Wednesday, December 18, 2013

Learn to Identify Oriental Bittersweet

Oriental bittersweet can cause severe tree damage.  It is
easily identified in the fall by its yellow foliage.
Oriental bittersweet (Celastrus orbiculatus) is an invasive exotic vine that is often used in holiday decorations and wreaths this time of year.  It also causes severe damage to our woodlands as it climbs trees and shrubs strangling and shading them out.  It can cause severe tree damage.  I have experienced this vine first-hand at the Ag Progress Days woodlot in central PA.  I found one severe infestation of the vine in an old patch clearcut from 15 years ago and now I have been finding the vine everywhere.

Oriental bittersweet is often used
for making wreaths this time of year
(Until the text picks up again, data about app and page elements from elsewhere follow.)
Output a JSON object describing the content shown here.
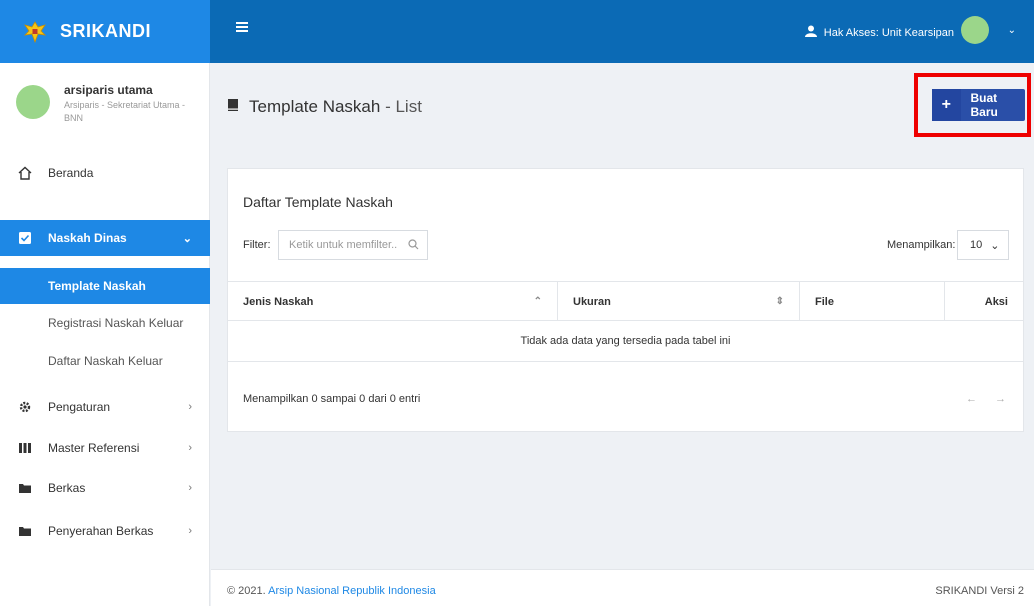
{
  "header": {
    "brand_name": "SRIKANDI",
    "access_label": "Hak Akses: Unit Kearsipan"
  },
  "user": {
    "name": "arsiparis utama",
    "role": "Arsiparis - Sekretariat Utama - BNN"
  },
  "sidebar": {
    "items": [
      {
        "label": "Beranda",
        "icon": "home-icon"
      },
      {
        "label": "Naskah Dinas",
        "icon": "checkbox-icon"
      },
      {
        "label": "Pengaturan",
        "icon": "gear-icon"
      },
      {
        "label": "Master Referensi",
        "icon": "grid-icon"
      },
      {
        "label": "Berkas",
        "icon": "folder-icon"
      },
      {
        "label": "Penyerahan Berkas",
        "icon": "folder-icon"
      }
    ],
    "submenu": [
      {
        "label": "Template Naskah"
      },
      {
        "label": "Registrasi Naskah Keluar"
      },
      {
        "label": "Daftar Naskah Keluar"
      }
    ]
  },
  "page": {
    "title": "Template Naskah",
    "subtitle": "- List",
    "new_button": "Buat Baru"
  },
  "card": {
    "title": "Daftar Template Naskah",
    "filter_label": "Filter:",
    "filter_placeholder": "Ketik untuk memfilter...",
    "show_label": "Menampilkan:",
    "show_value": "10",
    "columns": [
      "Jenis Naskah",
      "Ukuran",
      "File",
      "Aksi"
    ],
    "empty_message": "Tidak ada data yang tersedia pada tabel ini",
    "info": "Menampilkan 0 sampai 0 dari 0 entri",
    "pager_prev": "←",
    "pager_next": "→"
  },
  "footer": {
    "copyright": "© 2021.",
    "org": "Arsip Nasional Republik Indonesia",
    "version": "SRIKANDI Versi 2"
  },
  "colors": {
    "topbar": "#0b6ab5",
    "brand": "#1e88e5",
    "active": "#1e88e5",
    "button": "#2a4fa8",
    "highlight": "#ee0000"
  }
}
It is extremely difficult to control.  I have been trying to rid the woodlot of the vine since I discovered it a few years ago and I just keep finding more.  I have also found that not only does the vine climb trees but it also root sucker and send up sprouts.  Theses new sprouts are extremely difficult to find and control.  I have spent hours searching through areas with a backpack sprayer treating new sprouts.  When spraying I use a mixture of glyphosate and triclopyr mixed 2:1 respectively.  This mix is also good for other invasive plants you may encounter and want to treat at the same time.

It is important that you learn to identify Oriental bittersweet as we also have a native American bittersweet (Celastrus scandens).  The two are often confused and unfortunately, they are know to hybridize.  The University of Minnesota Extension has put together and excellent YouTube Video on how to easily identify the invasive exotic vine and differentiate it from the American vine.  Now is a great time to watch for it and avoid spreading the seeds. Minnesota's new Extension fact sheet will also help you differentiate between native American bittersweet and its noxious invasive cousin.
Oriental bittersweet has yellow seed capsules and the fruits are located
all along the stem in the axils of the leaf
The primary ways to differentiate between the two are as follows:
American Bittersweet
Flowers and fruits are at the ends of the branches
Seed capsules are orange

Oriental Bittersweet
Flowers and fruits are in the axils of the leaves all along the vine
Seed capsules are yellow

Here is the link to the PA DCNR Invasive Plants of Pennsylvania fact sheet on Oriental Bittersweet.

Friday, December 6, 2013

Real vs Artificial Christmas Trees

With the holiday season upon us I thought it would be appropriate to provide a post on the real vs. artificial Christmas tree debate.  Of course my person al preference is to support our local economy, our local growers who depend on selling Christmas trees to make a living, and select a real tree.  But, is that really the best choice for the environment?  I have seen many different opinions on the subject expressed.  I recently came across the below article from Dovetails Partners, Inc. and thought I would share it with my readers.  Dovetail Partners is a nonprofit corporation that provides authoritative information about the impacts and trade-offs of environmental decisions, including consumption choices, land use, and policy alternatives.

Interestingly enough, if you go to the American Christmas Tree Associations web site they say there is no debate.  They feel that consumers should "feel free to choose either type of tree, or better yet, choose one or more of each!"   They state that "recent Life Cycle Analysis studies concluded that neither tree has a significant negative impact on the environment." Well, for my money I am still going to go with a real tree.....the debate may never be settled!

Real Versus Artificial Christmas Trees - An Environmental Perspective (Dovetail Partners 11/18/2013)
Each year around the holiday season decision making swings into full gear as people begin decorating and buying gifts for loved ones. For those that celebrate Christmas, an important decision regarding trees is often over-looked - should you buy a real or artificial Christmas tree, and how does your decision impact the environment? Cost, convenience, and personal preference are all important considerations, but so too is the environmental impact of each option.

Research has shown that locally-sourced natural trees have less environmental impact than artificial ones. An independent Life Cycle Analysis (LCA) study released by the Montreal firm Elliposos (February 2009) determined that real trees have less overall impact in terms of distribution, disposal, and average carbon emissions than their artificial counterparts. The LCA method allows for evaluation of potential environmental impacts of a product (or service) over its entire life cycle and takes raw material processing, manufacturing, transportation, distribution, use, reuse, recycling and disposal impacts into consideration.

When it comes to artificial trees, the key to achieving environmental gains lies in the amount of time they're kept and reused. Average households replace an artificial tree about every six years.  Evidence shows that, in general, artificial trees need to be reused for at least 20 years if they are to compare favorably with natural trees.

To read the rest of the story click here.